Enzyme Basics

About this site:

This independent site is for education and information about digestive enzymes. There is a large need to provide practical and general information on enzyme therapy for a wide range of uses.

Enzymes have been around a very long time. Hopefully this site will help reduce the learning curve.

Ideas, comments, and questions are welcome.

~ Disclaimer ~



Selecting Enzyme Products

There are two main considerations in getting the best results with digestive enzymes:
(adapted excerpt from book 'Enzymes for Autism and other Neurological Conditions')


Type of Enzyme

Enzymes are very specific. Each has a particular job it does and it does only that job. So you want to get the right type of enzymes for the right type of food or job you want the enzyme to work on. Enzymes must have the right shape and chemistry to function. Here are some animations that shows how the shape of the enzyme and the substrate are important:







Specific enzymes work on specific foods. You need the right type of enzyme for the foods you want it to break down. Think of the foods you have problems with and then choose a product that contains at least those types of enzymes. Here is a list of the common enzyme types and foods they act on.

Digestive enzymes are enzymes that break down food into usable material. The major different types of digestive enzymes are:

• amylase – breaks down carbohydrates, starches, and sugars which are prevalent in potatoes, fruits, vegetables, and many snack foods

• lactase – breaks down lactose (milk sugars)
• diastase – digests vegetable starch
• sucrase – digests complex sugars and starches
• maltase – digests disaccharides to monosaccharides (malt sugars)
• invertase – breaks down sucrose (table sugar)
• glucoamylase – breaks down starch to glucose
• alpha-glactosidase – facilitates digestion of beans, legumes, seeds,
roots, soy products, and underground stems

• protease – breaks down proteins found in meats, nuts, eggs, and cheese

• pepsin – breaks down proteins into peptides
• peptidase – breaks down small peptide proteins to amino acids
• trypsin – derived from animal pancreas, breaks down proteins
• alpha – chymotrypsin, an animal-derived enzyme, breaks down proteins
• bromelain – derived from pineapple, breaks down a broad spectrum of proteins, has anti-inflammatory properties, effective over very wide pH range
• papain – derived from raw papaya, broad range of substrates and pH, works well breaking down small and large proteins

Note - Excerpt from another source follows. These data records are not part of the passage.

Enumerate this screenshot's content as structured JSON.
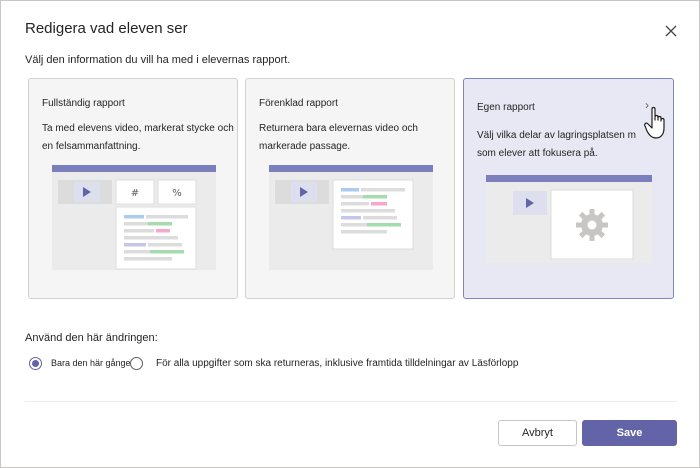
{
  "dialog": {
    "title": "Redigera vad eleven ser",
    "subtitle": "Välj den information du vill ha med i elevernas rapport."
  },
  "cards": [
    {
      "title": "Fullständig rapport",
      "description": "Ta med elevens video, markerat stycke och en felsammanfattning.",
      "tiles": [
        "#",
        "%"
      ],
      "selected": false
    },
    {
      "title": "Förenklad rapport",
      "description": "Returnera bara elevernas video och markerade passage.",
      "selected": false
    },
    {
      "title": "Egen rapport",
      "description": "Välj vilka delar av lagringsplatsen m som elever att fokusera på.",
      "selected": true,
      "chevron": "›"
    }
  ],
  "apply": {
    "label": "Använd den här ändringen:",
    "options": [
      {
        "label": "Bara den här gången",
        "checked": true
      },
      {
        "label": "För alla uppgifter som ska returneras, inklusive framtida tilldelningar av Läsförlopp",
        "checked": false
      }
    ]
  },
  "buttons": {
    "cancel": "Avbryt",
    "save": "Save"
  },
  "colors": {
    "accent": "#6264a7",
    "card_bg": "#f5f5f5",
    "card_selected_bg": "#e8e8f5",
    "highlight_blue": "#a9cdf0",
    "highlight_green": "#a6dcad",
    "highlight_pink": "#f7a8c8",
    "highlight_purple": "#c5c7e8"
  },
  "icons": [
    "close-icon",
    "play-icon",
    "settings-gear-icon",
    "chevron-right-icon",
    "hand-pointer-icon"
  ]
}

• lipase – breaks down fats found in most dairy products, nuts, oils, and meat

• cellulase – breaks down cellulose, plant fiber; not found in humans

• other stuff

• betaine HCL – increases the hydrochloric acid content of the upper digestive system; activates the protein digesting enzyme pepsin in the stomach (does not influence plant- or fungal-derived enzymes)
• CereCalase™ – a unique cellulase complex from National Enzyme Company that maximizes fiber and cereal digestion and absorption of essential minerals; an exclusive blend of synergistic phytase, hemicellulase, and beta-glucanase
• endoprotease – cleaves peptide bonds from the interior of peptide chains
• exoprotease – cleaves off amino acids from the ends of peptide chains
• extract of ox bile – an animal-derived enzyme, stimulates the intestine to move
• fructooligosaccharides (FOS) – helps support the growth of friendly intestinal microbes, also inhibits the growth of harmful species
• L-glutamic acid – activates the protein digesting enzyme pepsin in the stomach
• lysozyme – an animal-derived enzyme, and a component of every lung cell; lysozyme is very important in the control of infections, attacks invading bacterial and viruses
• papayotin – from papaya
• pancreatin – an animal-derived enzyme, breaks down protein and fats
• pancrelipase – an animal-derived enzyme, breaks down protein, fats, and carbohydrates
• pectinase – breaks down the pectin in fruit
• phytase – digests phytic acid, allows minerals such as calcium, zinc,
copper, manganese, etc. to be more available by the body, but does not break down any food proteins
• xylanase – breaks down xylan sugars, works well with grains such as corn



Enzymes work on contact. So the enzymes must be in physical contact with the food or substance in order to work. Enzymes usually come in capsules you can open or swallow, or as enterically coated tablets. The capsules are preferable because they can either dissolve in the stomach releasing the enzymes, or you can open the capsules and mix the enzymes with any food or drink and take at the beginning of a meal. This allows the enzymes to be breaking down food in the stomach before it passes in into the small intestine.

Capsules are either vegetable-based (veggie) or gelatin-based. Both types will dissolve in your gut. Some people find that they get much better results from veggie capsules if they wait about 20-30 minutes to allow more time for the veggie capsules to dissolve. This has not been an issue with gelatin capsules because they dissolve right away at body temperature, whereas the veggie capsules may not. Other people find they get best results by opening the capsules and mixing the enzymes with the food before eating. You may want to experiment a little to see which method gives you best results.